It’s amazing to me that, for such a small country, France has such a variety of natural beauty. In the short drive from Montpellier, I could immediately notice a difference in terrain. Instead of the relatively flat lands of the Hérault (with the exception of a few hills like Pic Saint Loup), I was now approached by the mountainous Pyrenées coated in a beautiful blanket of snow.
If I had more time, I would have loved to get closer to that massive mountainous range. But that was likely another 1.5-2 hour drive. Next time, I guess. I settled for it being the backdrop to the beautiful countryside around Carcassonne. Another thing to mention was that the weather was gorgeous! It actually rained almost the whole month of February in that area, but I had just happened to time my trip during the first 2 sunny days of the season.
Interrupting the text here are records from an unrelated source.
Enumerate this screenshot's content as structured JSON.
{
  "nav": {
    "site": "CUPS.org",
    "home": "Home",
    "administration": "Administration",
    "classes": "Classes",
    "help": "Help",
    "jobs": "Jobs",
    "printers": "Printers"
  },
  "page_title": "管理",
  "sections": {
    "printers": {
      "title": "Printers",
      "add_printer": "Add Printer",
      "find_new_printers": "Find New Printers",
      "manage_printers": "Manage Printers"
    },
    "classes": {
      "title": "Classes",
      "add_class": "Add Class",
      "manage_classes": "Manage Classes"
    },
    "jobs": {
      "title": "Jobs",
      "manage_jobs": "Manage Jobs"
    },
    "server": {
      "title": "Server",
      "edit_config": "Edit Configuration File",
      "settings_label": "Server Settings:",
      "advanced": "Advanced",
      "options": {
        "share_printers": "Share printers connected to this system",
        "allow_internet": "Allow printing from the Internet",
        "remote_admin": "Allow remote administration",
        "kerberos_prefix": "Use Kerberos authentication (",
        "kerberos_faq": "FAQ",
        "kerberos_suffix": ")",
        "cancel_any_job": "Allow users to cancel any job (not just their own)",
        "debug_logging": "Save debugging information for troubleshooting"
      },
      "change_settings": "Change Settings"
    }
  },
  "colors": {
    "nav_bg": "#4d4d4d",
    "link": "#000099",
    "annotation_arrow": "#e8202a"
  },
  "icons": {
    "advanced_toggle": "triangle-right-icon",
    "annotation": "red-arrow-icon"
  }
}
One of the first things that we did was visit with a friend of Erica and Laura’s, Lois, who works in a winery in the sub-region of Minervois. Now, I thought that we had a lot of vineyards around Montpellier, but it appears that there are even more wines produced around Carcassonne. Apparently the Languedoc-Roussillon département (the region that includes both Montpellier and Carcassonne) is the most prolific wine growing region of France. Which is surprising to me because I had never heard of the wines of this region before moving here. It’s definitely been a pleasant surprise. The wine quality is excellent and varied, and because the region is not as well-known as others in France, the prices are very reasonable.
The next morning, I went out in service with Erica and Laura’s congregation, inviting people to the Memorial. The territory of Carcassonne is so different from Montpellier. We drove quite a bit – in fact, we drove 1 hour just to get to the service meeting! I definitely won’t be complaining about the driving we do in Montpellier anymore. Then, in the afternoon, we took a mini-hike to Châteaux de Lastours. Châteaux de Lastours is composed of the ruins of 4 Cathar castles from the 13th century. I would have loved to hike to all 4 castles, but time allowed us to hike to only one. However, in this short period, we were still able to get some stunning views.
After this stunning hike, we went to the old city walls of Carcassonne (aka “La Cité“). As we approached the city walls, sunset was falling over Carcassonne. This was a great opportunity to take some more photos…
This medieval fortress was originally built by the Romans in the 3rd century. It fell into disrepair when it was no longer useful, however, in the late 19th century, it was restored to now become one of the major historical attractions of France. Apparently in the summer, La Cité is packed full of tourists and loses its charm, but on this warm March evening, we were able to saunter the semi-empty streets unhindered.
The ending to this wonderful day in the Carcassonne region? A delicious dinner, of course! This region is known for Cassoulet, which is a baked dish with white beans (specific to this region), duck, and sausage. Paired with a lovely full-bodied wine from the nearby Fitou region, the meal was an absolute delight.
Thank you Erica and Laura for a wonderful weekend in Carcassonne!